SUPERVISOR DIANNE JACOB
DATE: September 27, 2007
CONTACT: Steve Schmidt, 619-531-4766 or 619-206-9108
PREVENTING FIRE WHILE SERVING TIME: CAN COUNTY INMATES CLEAR BRUSH IN FIRE-PRONE AREAS?
SAN DIEGO – Facing extreme fire conditions in the San Diego County Backcounty, the Board of Supervisors is investigating whether County inmates can help clear dangerous brush to better protect communities from wildfires.
At the request of Supervisor Dianne Jacob, the Sheriff’s Department, the Probation Department and Cal Fire, formerly know as the California Department of Forestry, will begin to analyze the proposal right away.
Under the direction of Cal Fire, State prisoners already clear brush and even help fight larger wildfires in the region. Jacob said State crews could benefit from the assistance of County inmates because Backcountry fuel loads are extremely heavy and tinder-dry.
“There is an immediate need to reduce the fuel that will feed the next destructive wildfire, like the recent blaze that threatened Julian. If the possibility exists that local inmates can pitch in, we owe it to property owners to find out,” Jacob said.
“Of course, we have to keep public safety top-of-mind,” Jacob added. “High-risk, violent felons should be excluded from brush crews.”
Jacob said there was a time when County probationers served on special crews at a number of fire camps in the Backcountry.
“Given the record dry conditions in our wildland areas, it’s time to look at the program again,” Jacob said.
After the infamous Cedar and Paradise fires of 2003, San Diego County instituted a number of measures to better manage brush in Backcountry. The County has stepped up efforts to educate property owners about defensible space around structures and removed thousands of dead and diseased pine trees from communities at high risk of fire.

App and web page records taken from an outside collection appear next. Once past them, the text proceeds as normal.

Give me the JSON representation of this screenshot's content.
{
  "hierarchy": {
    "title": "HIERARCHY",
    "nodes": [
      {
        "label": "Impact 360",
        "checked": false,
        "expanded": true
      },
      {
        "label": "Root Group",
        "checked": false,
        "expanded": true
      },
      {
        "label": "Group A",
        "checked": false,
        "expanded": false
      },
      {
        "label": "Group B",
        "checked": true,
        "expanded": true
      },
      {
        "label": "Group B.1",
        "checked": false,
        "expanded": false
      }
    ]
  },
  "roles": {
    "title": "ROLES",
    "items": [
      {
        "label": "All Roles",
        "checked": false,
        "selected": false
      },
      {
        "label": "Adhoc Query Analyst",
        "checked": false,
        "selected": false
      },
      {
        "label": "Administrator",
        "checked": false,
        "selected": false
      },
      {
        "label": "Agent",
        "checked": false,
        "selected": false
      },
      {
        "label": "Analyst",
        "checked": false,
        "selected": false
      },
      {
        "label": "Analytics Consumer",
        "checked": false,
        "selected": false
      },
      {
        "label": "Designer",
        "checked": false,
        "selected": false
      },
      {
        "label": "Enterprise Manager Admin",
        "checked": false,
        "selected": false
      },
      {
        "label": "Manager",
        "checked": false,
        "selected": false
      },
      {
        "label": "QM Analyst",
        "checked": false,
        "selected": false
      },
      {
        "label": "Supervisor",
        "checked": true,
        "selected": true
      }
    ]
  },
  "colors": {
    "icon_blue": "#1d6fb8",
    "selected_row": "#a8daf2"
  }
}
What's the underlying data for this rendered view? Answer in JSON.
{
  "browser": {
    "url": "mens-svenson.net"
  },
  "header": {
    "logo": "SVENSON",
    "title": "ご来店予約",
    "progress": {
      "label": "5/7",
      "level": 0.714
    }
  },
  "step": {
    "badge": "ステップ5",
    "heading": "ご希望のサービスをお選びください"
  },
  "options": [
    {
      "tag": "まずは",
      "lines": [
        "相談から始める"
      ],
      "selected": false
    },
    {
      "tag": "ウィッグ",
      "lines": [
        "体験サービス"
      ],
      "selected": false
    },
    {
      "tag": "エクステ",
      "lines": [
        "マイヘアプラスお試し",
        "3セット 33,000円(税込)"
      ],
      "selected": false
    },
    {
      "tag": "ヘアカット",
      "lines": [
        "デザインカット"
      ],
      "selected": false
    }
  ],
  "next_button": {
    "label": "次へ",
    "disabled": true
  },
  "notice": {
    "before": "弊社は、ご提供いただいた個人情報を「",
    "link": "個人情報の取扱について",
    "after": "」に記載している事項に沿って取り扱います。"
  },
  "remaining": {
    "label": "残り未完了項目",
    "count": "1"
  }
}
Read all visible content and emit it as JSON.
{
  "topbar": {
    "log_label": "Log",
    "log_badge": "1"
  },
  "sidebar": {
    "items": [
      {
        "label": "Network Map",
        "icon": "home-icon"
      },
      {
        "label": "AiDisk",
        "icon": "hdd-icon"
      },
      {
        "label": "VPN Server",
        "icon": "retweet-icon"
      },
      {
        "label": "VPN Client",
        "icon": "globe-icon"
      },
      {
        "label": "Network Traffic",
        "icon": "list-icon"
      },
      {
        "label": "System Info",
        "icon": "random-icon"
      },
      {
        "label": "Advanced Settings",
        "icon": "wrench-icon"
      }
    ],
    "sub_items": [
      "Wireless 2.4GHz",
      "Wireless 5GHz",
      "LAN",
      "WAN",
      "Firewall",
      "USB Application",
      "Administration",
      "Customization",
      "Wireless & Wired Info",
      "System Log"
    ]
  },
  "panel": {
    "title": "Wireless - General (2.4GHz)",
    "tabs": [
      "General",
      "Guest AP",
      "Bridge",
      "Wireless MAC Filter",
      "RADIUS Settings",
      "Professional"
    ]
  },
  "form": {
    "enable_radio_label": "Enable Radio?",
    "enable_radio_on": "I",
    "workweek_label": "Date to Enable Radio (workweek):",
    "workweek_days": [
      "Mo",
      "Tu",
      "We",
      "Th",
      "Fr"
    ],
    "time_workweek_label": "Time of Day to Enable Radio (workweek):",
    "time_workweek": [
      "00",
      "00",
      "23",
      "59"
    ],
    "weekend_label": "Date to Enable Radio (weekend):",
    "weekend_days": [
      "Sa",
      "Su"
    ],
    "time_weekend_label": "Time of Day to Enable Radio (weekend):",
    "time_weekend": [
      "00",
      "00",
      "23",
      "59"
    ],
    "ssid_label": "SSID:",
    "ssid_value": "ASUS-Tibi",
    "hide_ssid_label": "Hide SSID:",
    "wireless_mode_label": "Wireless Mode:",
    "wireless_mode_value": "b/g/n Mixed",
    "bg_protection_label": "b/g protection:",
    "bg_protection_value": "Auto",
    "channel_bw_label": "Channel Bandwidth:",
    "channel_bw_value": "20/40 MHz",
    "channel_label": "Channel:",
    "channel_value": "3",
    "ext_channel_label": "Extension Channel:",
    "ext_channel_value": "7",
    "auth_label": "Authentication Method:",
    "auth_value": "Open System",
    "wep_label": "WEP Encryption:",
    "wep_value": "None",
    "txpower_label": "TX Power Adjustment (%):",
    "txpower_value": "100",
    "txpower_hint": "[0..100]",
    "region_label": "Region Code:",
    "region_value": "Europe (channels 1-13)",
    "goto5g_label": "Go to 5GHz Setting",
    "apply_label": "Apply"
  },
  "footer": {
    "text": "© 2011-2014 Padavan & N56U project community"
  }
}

Most recently, the County continued funding a telephone hotline designed to nab people who carelessly toss cigarette butts from vehicles.